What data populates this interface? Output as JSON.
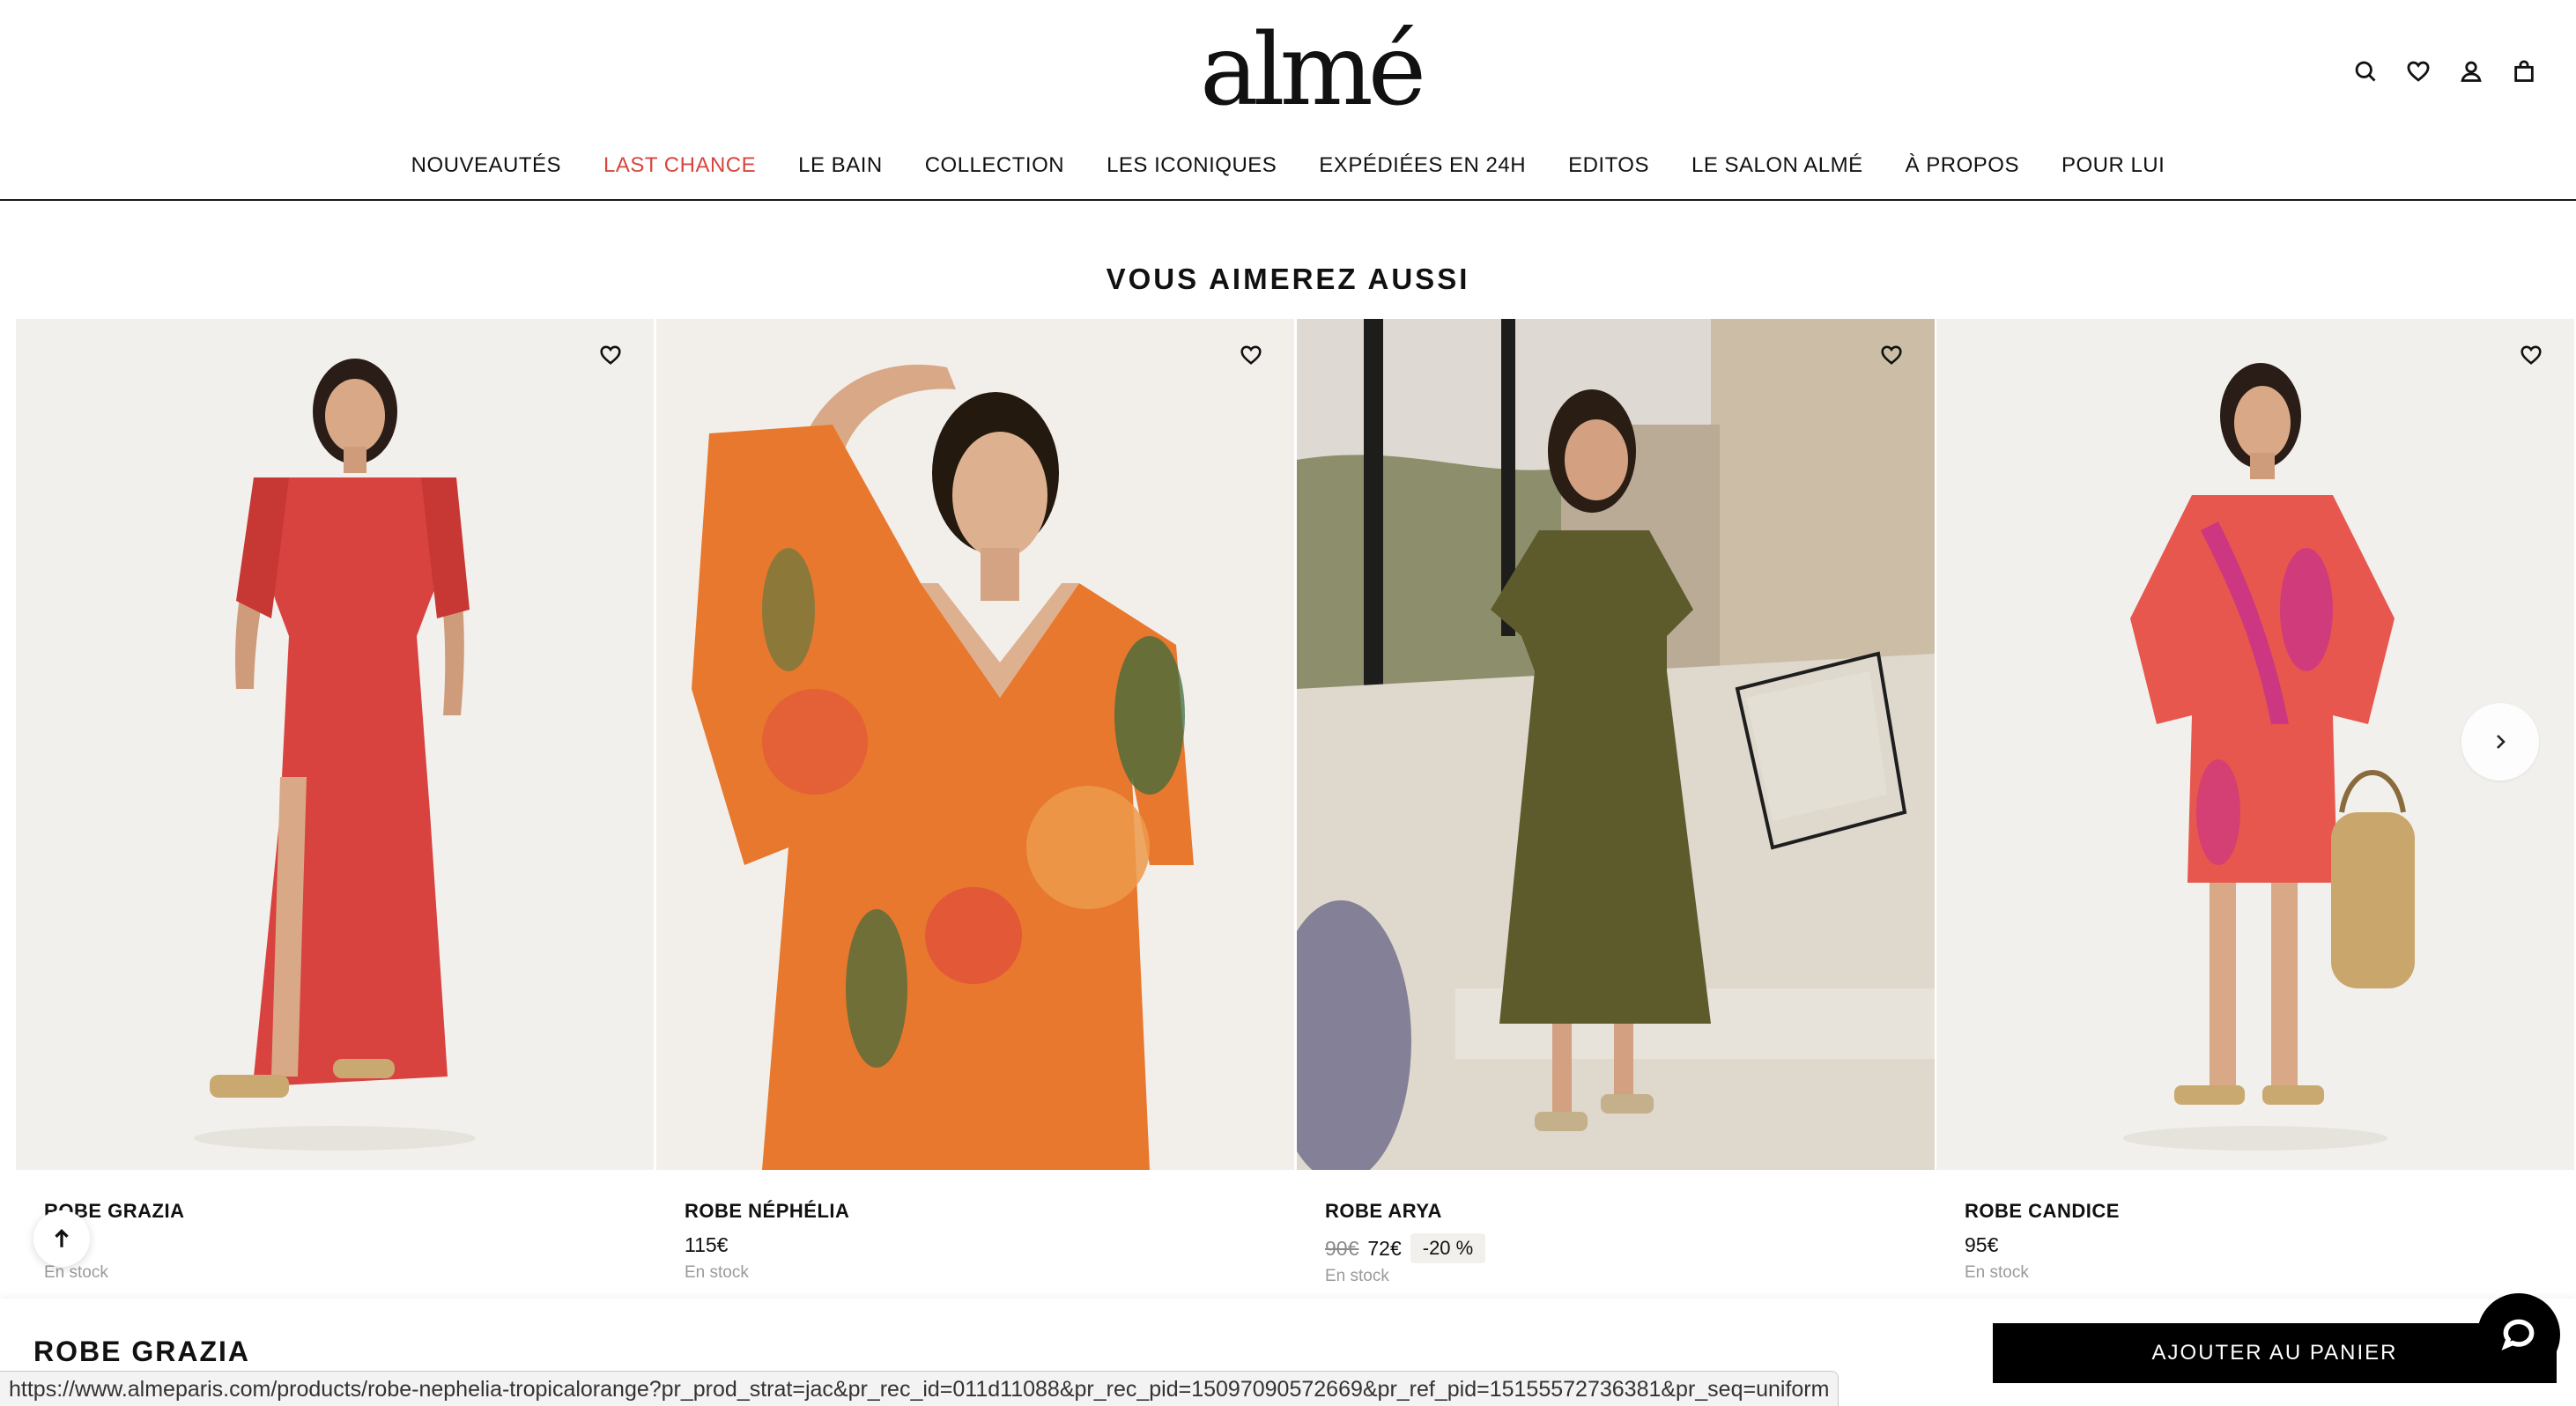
{
  "brand": {
    "logo_text": "almé"
  },
  "header": {
    "icons": [
      "search-icon",
      "heart-icon",
      "user-icon",
      "bag-icon"
    ]
  },
  "nav": {
    "items": [
      {
        "label": "NOUVEAUTÉS"
      },
      {
        "label": "LAST CHANCE",
        "color": "#d8453e"
      },
      {
        "label": "LE BAIN"
      },
      {
        "label": "COLLECTION"
      },
      {
        "label": "LES ICONIQUES"
      },
      {
        "label": "EXPÉDIÉES EN 24H"
      },
      {
        "label": "EDITOS"
      },
      {
        "label": "LE SALON ALMÉ"
      },
      {
        "label": "À PROPOS"
      },
      {
        "label": "POUR LUI"
      }
    ]
  },
  "recommendations": {
    "title": "VOUS AIMEREZ AUSSI",
    "products": [
      {
        "name": "ROBE GRAZIA",
        "price": "",
        "stock": "En stock",
        "dress_color": "#d8423f",
        "bg": "#f2f0ed"
      },
      {
        "name": "ROBE NÉPHÉLIA",
        "price": "115€",
        "stock": "En stock",
        "dress_color": "#e8782e",
        "bg": "#f2efeb"
      },
      {
        "name": "ROBE ARYA",
        "old_price": "90€",
        "price": "72€",
        "discount": "-20 %",
        "stock": "En stock",
        "dress_color": "#5d5a2c",
        "bg": "#cfc5b4"
      },
      {
        "name": "ROBE CANDICE",
        "price": "95€",
        "stock": "En stock",
        "dress_color": "#e8574d",
        "bg": "#f2f0ed"
      }
    ]
  },
  "sticky": {
    "title": "ROBE GRAZIA",
    "add_to_cart": "AJOUTER AU PANIER"
  },
  "status_url": "https://www.almeparis.com/products/robe-nephelia-tropicalorange?pr_prod_strat=jac&pr_rec_id=011d11088&pr_rec_pid=15097090572669&pr_ref_pid=15155572736381&pr_seq=uniform"
}
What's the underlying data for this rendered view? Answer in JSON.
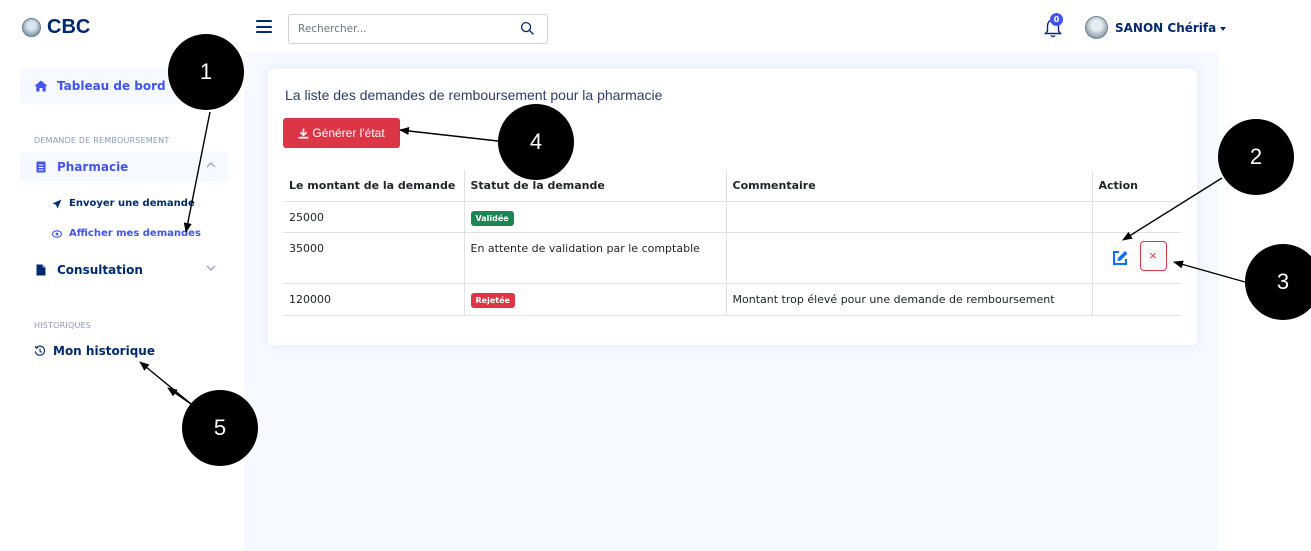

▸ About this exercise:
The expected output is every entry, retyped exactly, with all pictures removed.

▸ Solution below:
What data populates this interface? Output as JSON.
{
  "brand": {
    "logo_text": "almé"
  },
  "header": {
    "icons": [
      "search-icon",
      "heart-icon",
      "user-icon",
      "bag-icon"
    ]
  },
  "nav": {
    "items": [
      {
        "label": "NOUVEAUTÉS"
      },
      {
        "label": "LAST CHANCE",
        "color": "#d8453e"
      },
      {
        "label": "LE BAIN"
      },
      {
        "label": "COLLECTION"
      },
      {
        "label": "LES ICONIQUES"
      },
      {
        "label": "EXPÉDIÉES EN 24H"
      },
      {
        "label": "EDITOS"
      },
      {
        "label": "LE SALON ALMÉ"
      },
      {
        "label": "À PROPOS"
      },
      {
        "label": "POUR LUI"
      }
    ]
  },
  "recommendations": {
    "title": "VOUS AIMEREZ AUSSI",
    "products": [
      {
        "name": "ROBE GRAZIA",
        "price": "",
        "stock": "En stock",
        "dress_color": "#d8423f",
        "bg": "#f2f0ed"
      },
      {
        "name": "ROBE NÉPHÉLIA",
        "price": "115€",
        "stock": "En stock",
        "dress_color": "#e8782e",
        "bg": "#f2efeb"
      },
      {
        "name": "ROBE ARYA",
        "old_price": "90€",
        "price": "72€",
        "discount": "-20 %",
        "stock": "En stock",
        "dress_color": "#5d5a2c",
        "bg": "#cfc5b4"
      },
      {
        "name": "ROBE CANDICE",
        "price": "95€",
        "stock": "En stock",
        "dress_color": "#e8574d",
        "bg": "#f2f0ed"
      }
    ]
  },
  "sticky": {
    "title": "ROBE GRAZIA",
    "add_to_cart": "AJOUTER AU PANIER"
  },
  "status_url": "https://www.almeparis.com/products/robe-nephelia-tropicalorange?pr_prod_strat=jac&pr_rec_id=011d11088&pr_rec_pid=15097090572669&pr_ref_pid=15155572736381&pr_seq=uniform"
}
What's the underlying data for this rendered view? Answer in JSON.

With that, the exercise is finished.